Worldwide, 2020 was unequivocally dreadful; a year of loss, pain, anxiety and separation that found no worthy adversary in technology or social privilege. Ever since the pandemic began, governments, companies and individuals have been forced to make important social and economic decisions based on imperfect and evolving information, and then navigate the path down which these decisions have cast them.

Only the passing of time informs how good or bad these decisions were—and even then, qualification is challenged by an avalanche of data, opinions, conjecture and interpretations that are at once compelling and contradictory. The coexistence of facts and alternative facts is the ultimate irony of The Information Age.

As we enter 2021, and the COVID-19 fire continues to burn dangerously around the globe, it is important to remind ourselves that, even as our asset markets make hay under a shining sun, the cinders of 2020 still smoulder here too. Economically New Zealand has done better than anyone could have hoped for—materially better than the most fear-filled expectations to this point. But if I could choose a font in which to predict what 2021 has in store for us economically, it would still be “New Times Uncertain”.

Indeed, depending on your disposition to seeing the glass as half full or half empty, the outlook for 2021 could be viewed positively or negatively. But amidst all the global uncertainty, the domestic share market continues to provide us with plenty of scope for optimism. And with the caveat that I write this at a point in ever-changing times, and with a weather eye on a gradual move in global interest rates, my own outlook for 2021 is a positive one.

New Zealand’s position of economic strength is built on firm foundations: a fair system of taxation and welfare that has been maintained by successive centrist governments; companies that care about their stakeholders; a society that is cohesive on the big issues; and our ability to provide products needed by the rest of the world from a position of geographic isolation.

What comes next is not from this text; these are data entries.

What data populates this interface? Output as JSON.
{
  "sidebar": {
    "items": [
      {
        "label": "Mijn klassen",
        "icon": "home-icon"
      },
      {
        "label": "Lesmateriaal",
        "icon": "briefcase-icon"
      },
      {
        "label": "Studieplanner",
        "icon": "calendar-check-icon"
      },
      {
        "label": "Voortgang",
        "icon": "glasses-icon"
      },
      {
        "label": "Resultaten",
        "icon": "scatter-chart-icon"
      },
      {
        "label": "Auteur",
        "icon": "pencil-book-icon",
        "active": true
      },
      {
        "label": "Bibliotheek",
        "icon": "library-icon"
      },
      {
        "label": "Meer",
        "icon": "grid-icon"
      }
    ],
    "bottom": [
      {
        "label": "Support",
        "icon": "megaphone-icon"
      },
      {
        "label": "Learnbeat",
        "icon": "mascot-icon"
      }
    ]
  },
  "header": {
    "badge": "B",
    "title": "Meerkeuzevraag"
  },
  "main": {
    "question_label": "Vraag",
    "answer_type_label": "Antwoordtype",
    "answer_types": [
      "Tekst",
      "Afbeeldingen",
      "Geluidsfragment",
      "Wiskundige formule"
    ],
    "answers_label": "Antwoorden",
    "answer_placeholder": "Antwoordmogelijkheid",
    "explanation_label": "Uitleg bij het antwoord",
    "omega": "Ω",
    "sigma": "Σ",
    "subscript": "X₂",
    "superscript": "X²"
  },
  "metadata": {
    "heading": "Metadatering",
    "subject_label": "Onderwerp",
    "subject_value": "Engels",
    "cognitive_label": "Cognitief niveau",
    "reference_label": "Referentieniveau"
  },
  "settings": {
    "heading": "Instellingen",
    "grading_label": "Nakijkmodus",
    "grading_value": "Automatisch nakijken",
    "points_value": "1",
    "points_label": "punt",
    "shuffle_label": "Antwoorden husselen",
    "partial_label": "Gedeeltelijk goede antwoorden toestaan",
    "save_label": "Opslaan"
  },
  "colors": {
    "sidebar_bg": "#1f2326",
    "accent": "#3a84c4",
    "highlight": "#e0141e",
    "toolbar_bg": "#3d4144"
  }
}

As we look ahead, there are a number of factors beyond the low interest rates that continue to make dividend-paying companies look attractive to investors, that point to sustainable share market growth through 2021 and beyond.

We have some genuine growth stories in New Zealand with large global markets to satisfy. Not just perennial market doyen Fisher & Paykel Healthcare, but companies such as a2 Milk, as well as a host of smaller names thriving in niche markets. For this, think Eroad and Pushpay. Meanwhile, the likes of Infratil and Mainfreight continue to exhibit dogged tenacity and operational intensity with a sustainable vision for themselves and the planet.

There are two other pillars of further growth worthy of mention here. Firstly, our renewable energy generation is in line with the strong global appreciation for clean energy and remains subject to intense investor interest. And then we have the dynamics associated with our aging population, and the imbalance between current supply and future demand which will support the sustained health of the retirement living sector.

My glass-half-full appraisal is not made completely free of worry. As I mentioned before, a new calendar year by no means represents a clean slate and there may yet be a sting to our successful COVID-19 response.

Herein I think there may be a disconnect between vaccine delivery expectations and the reality of where New Zealand sits in a needs-based assessment of allocating scarce resources. I hope I am wrong, but this could lead to our border remaining tightly controlled until the second half of 2021. While necessary to protect our collective limited immunity, this will be incredibly tough for some obvious sectors of our economy.

Beyond the realms of COVID-19, another threat looms through which we could essentially fall victim to our own success: the potential loss of NZ companies from the NZX (New Zealand’s Exchange) due to takeover offers. And there is more to possibly lose sleep over.

To my mind, agri security remains our greatest economic risk, but as we have seen through attacks on our digital financial infrastructure already, cyber security is also a real and present danger. And of course, there’s the ongoing issue of housing availability. In this regard, I would not expect much to change unless this government does something radically different to what has been done by the last, say, 10 governments.

Acknowledging these risks does not, however, discourage me from retaining a glass half full disposition. Despite incredible global uncertainty, the NZX is up 14.6% on this time last year. Our NZX listed companies are led by people who balance stakeholder interests. Their ESG compass, if you like, continues to point true north—and during uncertain times when we draw strength from the resolve of the human spirit, this can only bode well for 2021 and 2022.